Safely identifying the elder tree and elderberries in the wild
Every now and again, people make deadly errors while trying to identify edible from poisonous berries.
Identifying the black elderberry in the wild may present some people with a very difficult choice, due to a few other plants and berries that look somewhat similar to the elder. Among these are: the water hemlock (Cicuta maculate), Hercules´ club aka the devil´s walking stick (Ariala spinosa) and Pokeberry (Phytolacca Americana)
So how do you spot the difference between these berries?
Elderberry vs. Hercules ‘ club: While both plants may produce flowers and fruits that resemble each other, there is one very clear difference between both trees. Hercules´ club has thorns on its stem, and the elder tree has none. The elder trees´ leaves have rough edges, while the edges of the Hercules club are smooth. Hercules club is pretty deadly, so it´s important to know these differences.
Elderberry vs. pokeberry: Many foragers are often unsure if the fruits they are looking at are elderberries or pokeberries. Telling these two plants from one another really should not be very difficult. Firstly, the elder tree is a woody shrub which has bark. The Pokeberry plant has no bark and the stem is smooth reddish to deep red in color. Also pokeberries come in long finger-like groups hanging from the end of the branch, while elderberries come in umbrella-like clusters. Pokeberry is pretty deadly and should not be mistaken for elderberry.
Elderberry vs. water hemlock: The water hemlock is another plant that may give trouble to foragers trying to identify the elder tree. Their flowers look very similar (white, umbrella shaped) though the water hemlock doesn´t produce berries. The water hemlock is a small plant which grows to about 6ft (1.8m), and unlike the elder tree has no bark on its stem which is often streaked with purple nodes. Another difference lies in the veins of the leaves. In the elderberry leaves, the veins end at the tip of the teeth at the edges of the leaves, or fade before reaching them, while in water hemlock the veins end in the notches between the teeth. The water hemlock is one of the most toxic plants and is very poisonous to humans.

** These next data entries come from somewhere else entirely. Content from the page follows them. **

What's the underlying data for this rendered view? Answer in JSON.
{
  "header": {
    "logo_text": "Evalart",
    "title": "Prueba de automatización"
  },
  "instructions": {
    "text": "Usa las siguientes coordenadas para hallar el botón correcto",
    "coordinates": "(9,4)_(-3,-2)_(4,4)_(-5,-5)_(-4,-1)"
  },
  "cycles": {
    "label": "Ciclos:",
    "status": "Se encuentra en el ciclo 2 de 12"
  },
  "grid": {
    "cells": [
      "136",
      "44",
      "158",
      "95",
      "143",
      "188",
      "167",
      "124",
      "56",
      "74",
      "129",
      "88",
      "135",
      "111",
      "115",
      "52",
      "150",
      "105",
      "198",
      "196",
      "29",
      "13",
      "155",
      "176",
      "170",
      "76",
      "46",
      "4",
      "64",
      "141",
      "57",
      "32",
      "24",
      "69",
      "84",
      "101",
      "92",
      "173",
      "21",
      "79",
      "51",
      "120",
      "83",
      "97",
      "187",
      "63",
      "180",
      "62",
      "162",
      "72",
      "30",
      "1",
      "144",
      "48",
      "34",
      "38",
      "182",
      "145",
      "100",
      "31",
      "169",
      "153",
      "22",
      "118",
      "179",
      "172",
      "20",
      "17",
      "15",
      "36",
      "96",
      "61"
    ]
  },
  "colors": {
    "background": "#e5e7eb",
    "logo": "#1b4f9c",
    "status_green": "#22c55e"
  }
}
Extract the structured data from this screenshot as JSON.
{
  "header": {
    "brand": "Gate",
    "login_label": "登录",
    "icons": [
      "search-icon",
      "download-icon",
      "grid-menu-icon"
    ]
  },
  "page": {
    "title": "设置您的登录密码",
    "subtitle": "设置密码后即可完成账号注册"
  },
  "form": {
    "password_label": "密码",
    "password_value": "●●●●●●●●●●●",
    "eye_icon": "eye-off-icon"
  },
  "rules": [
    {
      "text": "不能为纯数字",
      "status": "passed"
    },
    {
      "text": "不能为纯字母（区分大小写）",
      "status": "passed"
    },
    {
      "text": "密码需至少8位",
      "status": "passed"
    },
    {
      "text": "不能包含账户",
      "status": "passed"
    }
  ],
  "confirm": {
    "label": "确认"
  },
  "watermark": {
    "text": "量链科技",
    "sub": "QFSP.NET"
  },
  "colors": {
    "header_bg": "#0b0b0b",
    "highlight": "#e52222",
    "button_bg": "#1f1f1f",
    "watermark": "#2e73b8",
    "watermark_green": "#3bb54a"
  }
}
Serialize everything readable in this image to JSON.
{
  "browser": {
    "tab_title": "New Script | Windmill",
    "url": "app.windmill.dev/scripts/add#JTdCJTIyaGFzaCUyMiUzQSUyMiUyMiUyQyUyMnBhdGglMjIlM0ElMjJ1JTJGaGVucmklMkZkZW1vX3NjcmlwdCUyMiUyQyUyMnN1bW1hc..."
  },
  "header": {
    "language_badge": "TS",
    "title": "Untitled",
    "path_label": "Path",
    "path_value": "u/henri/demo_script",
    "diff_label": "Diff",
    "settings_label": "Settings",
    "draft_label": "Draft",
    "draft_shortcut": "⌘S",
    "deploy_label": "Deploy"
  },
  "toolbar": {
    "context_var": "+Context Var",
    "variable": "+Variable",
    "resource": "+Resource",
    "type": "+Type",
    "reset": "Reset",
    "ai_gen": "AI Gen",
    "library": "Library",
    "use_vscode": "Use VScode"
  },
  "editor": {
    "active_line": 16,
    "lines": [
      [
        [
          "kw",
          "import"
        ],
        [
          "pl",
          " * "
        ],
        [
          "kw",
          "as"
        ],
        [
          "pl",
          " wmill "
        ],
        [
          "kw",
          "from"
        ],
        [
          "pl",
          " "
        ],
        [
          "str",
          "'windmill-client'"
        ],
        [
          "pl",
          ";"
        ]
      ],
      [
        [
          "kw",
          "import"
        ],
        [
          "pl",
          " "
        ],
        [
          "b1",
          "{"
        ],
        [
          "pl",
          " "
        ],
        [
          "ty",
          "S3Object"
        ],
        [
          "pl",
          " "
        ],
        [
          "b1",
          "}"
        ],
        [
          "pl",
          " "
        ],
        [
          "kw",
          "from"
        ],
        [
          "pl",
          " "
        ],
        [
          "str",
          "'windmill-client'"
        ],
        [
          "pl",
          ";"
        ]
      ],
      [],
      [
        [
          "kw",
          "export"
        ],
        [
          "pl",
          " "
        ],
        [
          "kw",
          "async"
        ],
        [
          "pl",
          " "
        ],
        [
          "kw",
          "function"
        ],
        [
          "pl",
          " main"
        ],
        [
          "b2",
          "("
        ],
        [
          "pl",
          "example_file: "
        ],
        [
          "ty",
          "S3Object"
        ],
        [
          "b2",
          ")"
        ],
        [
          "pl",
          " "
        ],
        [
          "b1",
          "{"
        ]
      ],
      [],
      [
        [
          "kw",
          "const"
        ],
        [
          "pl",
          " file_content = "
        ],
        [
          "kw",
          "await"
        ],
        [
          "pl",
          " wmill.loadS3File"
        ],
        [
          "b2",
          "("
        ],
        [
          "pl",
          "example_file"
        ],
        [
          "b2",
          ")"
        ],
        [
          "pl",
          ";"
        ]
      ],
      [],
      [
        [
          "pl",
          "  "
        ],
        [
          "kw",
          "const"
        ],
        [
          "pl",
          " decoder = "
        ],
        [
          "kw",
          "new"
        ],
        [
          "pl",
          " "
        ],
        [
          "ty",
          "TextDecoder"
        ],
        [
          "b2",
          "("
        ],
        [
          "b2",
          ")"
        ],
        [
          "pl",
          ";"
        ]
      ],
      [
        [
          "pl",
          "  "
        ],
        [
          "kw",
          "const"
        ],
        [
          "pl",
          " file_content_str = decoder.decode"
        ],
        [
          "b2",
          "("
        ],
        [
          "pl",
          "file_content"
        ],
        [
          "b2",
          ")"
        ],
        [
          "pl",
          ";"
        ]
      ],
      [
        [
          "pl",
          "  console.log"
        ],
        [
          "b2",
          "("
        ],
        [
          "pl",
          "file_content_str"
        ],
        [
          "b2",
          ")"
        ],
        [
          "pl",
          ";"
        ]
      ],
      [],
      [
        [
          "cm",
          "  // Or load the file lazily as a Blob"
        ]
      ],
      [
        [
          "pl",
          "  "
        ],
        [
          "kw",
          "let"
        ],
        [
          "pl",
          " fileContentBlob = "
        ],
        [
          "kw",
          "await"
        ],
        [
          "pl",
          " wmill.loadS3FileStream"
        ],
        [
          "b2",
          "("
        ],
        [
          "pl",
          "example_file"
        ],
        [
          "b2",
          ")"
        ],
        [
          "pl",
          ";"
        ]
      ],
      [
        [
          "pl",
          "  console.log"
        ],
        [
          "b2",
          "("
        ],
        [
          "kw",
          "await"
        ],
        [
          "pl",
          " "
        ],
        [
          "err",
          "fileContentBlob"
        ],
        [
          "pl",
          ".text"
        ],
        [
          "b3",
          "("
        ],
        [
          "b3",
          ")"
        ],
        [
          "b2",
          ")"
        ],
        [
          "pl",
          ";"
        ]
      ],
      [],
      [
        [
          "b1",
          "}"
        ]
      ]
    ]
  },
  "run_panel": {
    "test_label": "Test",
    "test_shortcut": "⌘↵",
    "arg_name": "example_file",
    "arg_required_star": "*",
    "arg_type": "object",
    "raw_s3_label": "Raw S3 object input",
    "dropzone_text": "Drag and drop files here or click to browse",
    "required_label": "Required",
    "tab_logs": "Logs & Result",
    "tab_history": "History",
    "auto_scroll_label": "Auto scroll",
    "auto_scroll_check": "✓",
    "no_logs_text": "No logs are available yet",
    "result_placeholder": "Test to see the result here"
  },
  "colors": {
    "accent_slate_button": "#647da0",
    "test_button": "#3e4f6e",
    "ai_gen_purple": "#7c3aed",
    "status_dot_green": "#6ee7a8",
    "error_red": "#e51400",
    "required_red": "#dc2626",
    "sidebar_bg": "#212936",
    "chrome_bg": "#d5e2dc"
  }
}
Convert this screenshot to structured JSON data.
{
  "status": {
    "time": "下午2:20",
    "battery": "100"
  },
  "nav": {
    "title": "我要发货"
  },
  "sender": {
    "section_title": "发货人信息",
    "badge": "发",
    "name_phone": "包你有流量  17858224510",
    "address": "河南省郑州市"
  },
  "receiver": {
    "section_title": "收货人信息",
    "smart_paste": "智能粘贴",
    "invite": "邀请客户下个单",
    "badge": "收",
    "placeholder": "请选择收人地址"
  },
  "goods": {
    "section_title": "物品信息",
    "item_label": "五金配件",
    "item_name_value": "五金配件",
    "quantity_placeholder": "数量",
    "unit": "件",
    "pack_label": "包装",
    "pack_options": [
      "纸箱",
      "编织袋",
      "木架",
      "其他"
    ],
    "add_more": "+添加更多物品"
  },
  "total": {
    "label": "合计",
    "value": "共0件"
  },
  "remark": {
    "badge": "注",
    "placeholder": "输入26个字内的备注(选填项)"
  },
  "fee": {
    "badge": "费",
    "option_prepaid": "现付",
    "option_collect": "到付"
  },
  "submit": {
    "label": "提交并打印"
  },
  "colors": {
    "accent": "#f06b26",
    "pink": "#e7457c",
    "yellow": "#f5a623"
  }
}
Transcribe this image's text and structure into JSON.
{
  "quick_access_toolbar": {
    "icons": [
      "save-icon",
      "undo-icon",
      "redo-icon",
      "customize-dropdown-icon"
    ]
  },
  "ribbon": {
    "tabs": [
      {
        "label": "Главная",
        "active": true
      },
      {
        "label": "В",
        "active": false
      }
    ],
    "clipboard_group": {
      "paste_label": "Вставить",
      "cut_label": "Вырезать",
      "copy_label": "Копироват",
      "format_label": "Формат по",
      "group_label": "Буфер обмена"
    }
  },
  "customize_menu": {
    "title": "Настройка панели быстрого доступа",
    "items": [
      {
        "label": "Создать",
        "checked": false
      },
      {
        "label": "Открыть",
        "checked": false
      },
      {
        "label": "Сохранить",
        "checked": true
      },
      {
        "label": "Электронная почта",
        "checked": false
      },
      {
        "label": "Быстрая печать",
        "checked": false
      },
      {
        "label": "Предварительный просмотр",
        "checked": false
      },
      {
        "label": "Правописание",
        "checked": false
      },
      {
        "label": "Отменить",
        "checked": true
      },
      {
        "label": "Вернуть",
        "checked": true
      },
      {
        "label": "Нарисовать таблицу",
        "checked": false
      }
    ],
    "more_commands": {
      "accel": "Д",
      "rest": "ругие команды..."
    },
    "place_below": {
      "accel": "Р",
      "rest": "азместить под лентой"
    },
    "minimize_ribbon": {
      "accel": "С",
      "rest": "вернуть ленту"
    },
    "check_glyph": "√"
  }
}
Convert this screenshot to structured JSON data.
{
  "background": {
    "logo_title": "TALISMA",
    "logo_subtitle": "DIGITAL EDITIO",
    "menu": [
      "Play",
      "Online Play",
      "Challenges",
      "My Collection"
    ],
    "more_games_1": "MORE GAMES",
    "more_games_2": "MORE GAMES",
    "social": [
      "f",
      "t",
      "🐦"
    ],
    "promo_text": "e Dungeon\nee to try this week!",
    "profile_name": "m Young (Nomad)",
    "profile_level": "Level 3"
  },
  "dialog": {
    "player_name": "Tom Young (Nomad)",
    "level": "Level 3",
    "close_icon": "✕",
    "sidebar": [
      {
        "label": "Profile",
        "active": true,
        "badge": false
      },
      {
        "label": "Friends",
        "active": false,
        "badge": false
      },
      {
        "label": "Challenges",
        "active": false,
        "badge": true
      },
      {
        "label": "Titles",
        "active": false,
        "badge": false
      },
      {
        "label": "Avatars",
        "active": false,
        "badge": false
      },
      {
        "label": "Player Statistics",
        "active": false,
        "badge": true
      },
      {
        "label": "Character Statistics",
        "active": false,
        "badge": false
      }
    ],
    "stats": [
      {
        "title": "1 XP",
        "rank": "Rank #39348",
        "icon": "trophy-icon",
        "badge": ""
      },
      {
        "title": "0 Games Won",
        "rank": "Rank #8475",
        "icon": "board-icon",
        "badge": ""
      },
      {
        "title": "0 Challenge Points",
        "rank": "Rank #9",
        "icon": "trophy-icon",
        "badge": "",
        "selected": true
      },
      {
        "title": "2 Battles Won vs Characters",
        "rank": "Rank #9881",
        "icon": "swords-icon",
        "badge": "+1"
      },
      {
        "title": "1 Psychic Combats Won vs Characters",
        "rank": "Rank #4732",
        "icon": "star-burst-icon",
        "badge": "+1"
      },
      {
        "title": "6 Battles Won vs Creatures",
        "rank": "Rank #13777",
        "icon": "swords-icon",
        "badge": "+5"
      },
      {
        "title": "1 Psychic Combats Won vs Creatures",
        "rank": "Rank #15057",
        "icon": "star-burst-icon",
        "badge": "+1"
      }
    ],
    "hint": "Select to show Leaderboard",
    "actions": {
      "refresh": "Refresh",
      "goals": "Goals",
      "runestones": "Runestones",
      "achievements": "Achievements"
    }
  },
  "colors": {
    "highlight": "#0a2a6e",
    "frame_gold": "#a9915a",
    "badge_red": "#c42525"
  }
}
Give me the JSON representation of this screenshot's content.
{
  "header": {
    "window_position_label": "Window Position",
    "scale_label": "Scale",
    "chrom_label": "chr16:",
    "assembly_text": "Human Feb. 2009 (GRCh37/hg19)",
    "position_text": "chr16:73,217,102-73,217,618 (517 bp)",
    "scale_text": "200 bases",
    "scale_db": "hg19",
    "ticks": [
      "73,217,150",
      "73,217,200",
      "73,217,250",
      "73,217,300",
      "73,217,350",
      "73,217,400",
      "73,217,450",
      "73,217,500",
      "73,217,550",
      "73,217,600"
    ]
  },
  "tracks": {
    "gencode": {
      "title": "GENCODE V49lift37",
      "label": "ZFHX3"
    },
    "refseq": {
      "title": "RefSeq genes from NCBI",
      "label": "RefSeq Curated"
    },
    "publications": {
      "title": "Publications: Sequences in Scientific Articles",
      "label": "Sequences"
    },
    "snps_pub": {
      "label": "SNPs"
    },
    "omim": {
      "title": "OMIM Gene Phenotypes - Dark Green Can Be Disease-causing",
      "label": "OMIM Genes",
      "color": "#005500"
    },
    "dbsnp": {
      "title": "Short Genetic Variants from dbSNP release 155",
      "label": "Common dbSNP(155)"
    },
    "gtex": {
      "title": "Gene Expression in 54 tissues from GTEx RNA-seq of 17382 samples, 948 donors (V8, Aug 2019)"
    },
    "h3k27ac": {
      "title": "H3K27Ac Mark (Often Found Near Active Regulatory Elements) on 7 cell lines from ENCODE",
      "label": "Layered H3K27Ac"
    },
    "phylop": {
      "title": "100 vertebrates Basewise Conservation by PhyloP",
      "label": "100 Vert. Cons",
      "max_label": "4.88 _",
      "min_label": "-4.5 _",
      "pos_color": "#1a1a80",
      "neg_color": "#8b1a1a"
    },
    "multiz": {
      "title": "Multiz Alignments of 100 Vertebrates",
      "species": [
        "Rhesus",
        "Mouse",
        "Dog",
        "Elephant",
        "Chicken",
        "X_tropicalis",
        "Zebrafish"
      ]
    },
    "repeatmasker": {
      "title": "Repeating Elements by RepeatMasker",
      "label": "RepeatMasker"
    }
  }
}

NEVER consume plants you are not 100% sure of when foraging for food in the wild!